In the criminal justice system, unfortunately we also know that this often fails survivors of domestic abuse. Our research in 2019 found that for the majority of women surveyed, the criminal justice system did not provide adequate justice or increase their feelings of safety. Sadly, most of the women interviewed said they would not, or were unsure if they would, go through the process again, including in cases where a conviction was obtained against their partner. There is a need to redesign the court process, without prejudicing the rights of the accused to a fair hearing, to minimise delays and adjournments and put at its centre the victim's safety and recovery.
A review of how the criminal justice system responds to victims of domestic abuse is long overdue. It should account for the need for improved data systems that could give visibility on sentencing levels where the perpetrator is a current or former partner. The work by the Department of Justice in Supporting a Victim's Journey presents a very promising model for victim-centred reform that will also benefit victims of domestic violence and abuse who have suffered sexual abuse by a partner. It must ensure the specific dynamics and broader relationships and stakes that may be in play where the perpetrator is a current or former partner of the victim are accounted for in all criminal cases.
Women’s Aid also supports the establishment of a victims' or survivors' commissioner as an independent advocate and voice for victims and survivors.
On recommendation 40, Women’s Aid welcomes this recommendation, and we are pleased to note that it has been included in the third national strategy on domestic, sexual and gender-based violence, DSGBV, with commitments to develop strategic accommodation solutions in conjunction with the recommendations from the Tusla review of emergency accommodation. Additional to overall bed spaces, however, one of the reasons refuges are full, is because there is not enough movement on accommodation. There are challenges with accessing local authority housing and a housing crisis that makes finding a home in the Irish market extremely difficult. We need to do more than build refuges and give victims of domestic violence and abuse the option of remaining safely in their own homes with specialist support. We need to make clear the link between domestic violence and homelessness and to include a medium- and long-term accommodation action specifically for victims of domestic violence and abuse in the national Housing for All strategy.
I will finish by touching very briefly on recommendation 24 which, while not being in the gender-based violence strategy category, is extremely relevant.
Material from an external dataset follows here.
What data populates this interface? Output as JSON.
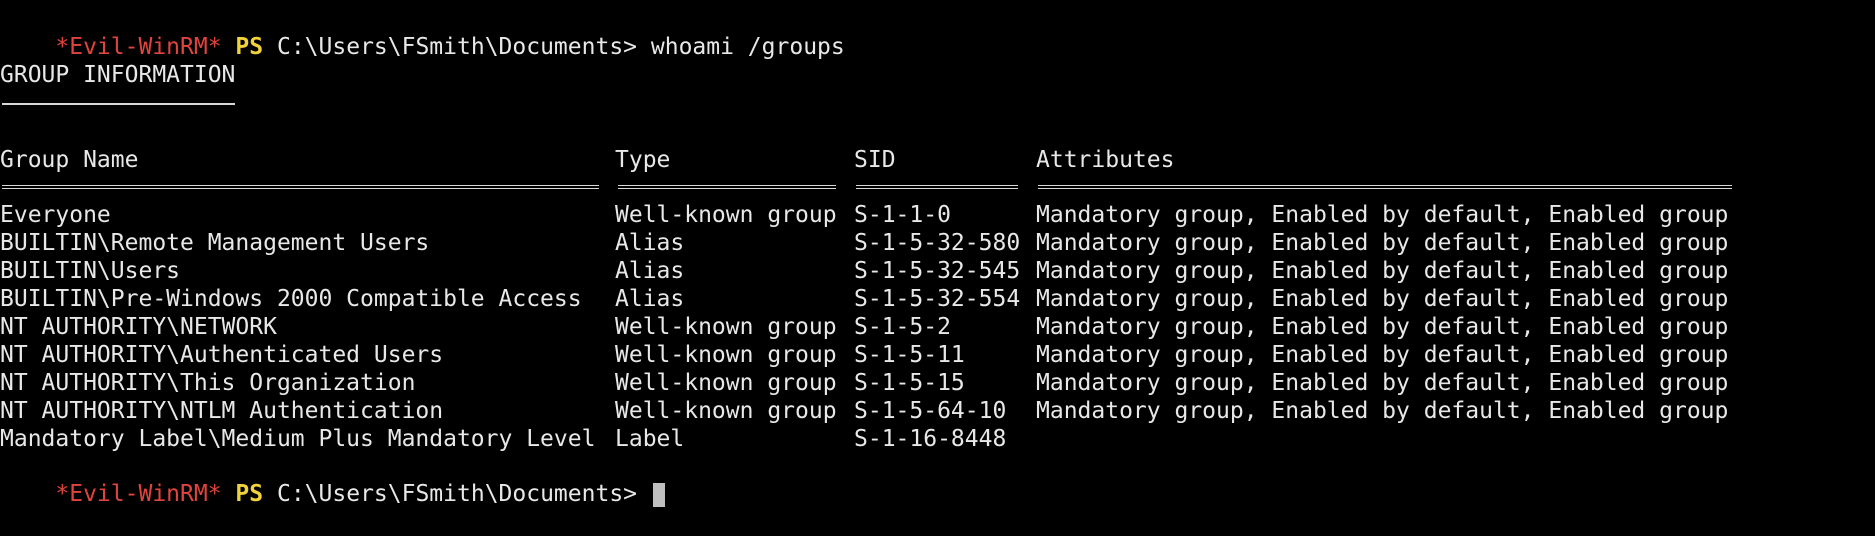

Domestic abuse and stalking are not confined to the real world but increasingly also happen in the virtual world. Women and girls disproportionately experience severe kinds of cyber-harassment, including cyber-stalking, online sexual harassment and image-based sexual abuse. While image-based sexual abuse has been made illegal in the Harassment, Harmful Communications and Related Offences Act there is still no efficient way to have image-based sexual abuse content removed from the Internet quickly. It is essential that this content is removed quickly before it can go viral and therefore this removal has to happen independently of any criminal proceedings. Women’s Aid has been calling for swift take-down orders, particularly for image-based sexual abuse, as opposed to the protracted mechanisms that are currently proposed to be included in the Online Safety and Media Regulation Bill. We believe this is necessary as a tool to combat the devastating consequences of this form of gender-based violence.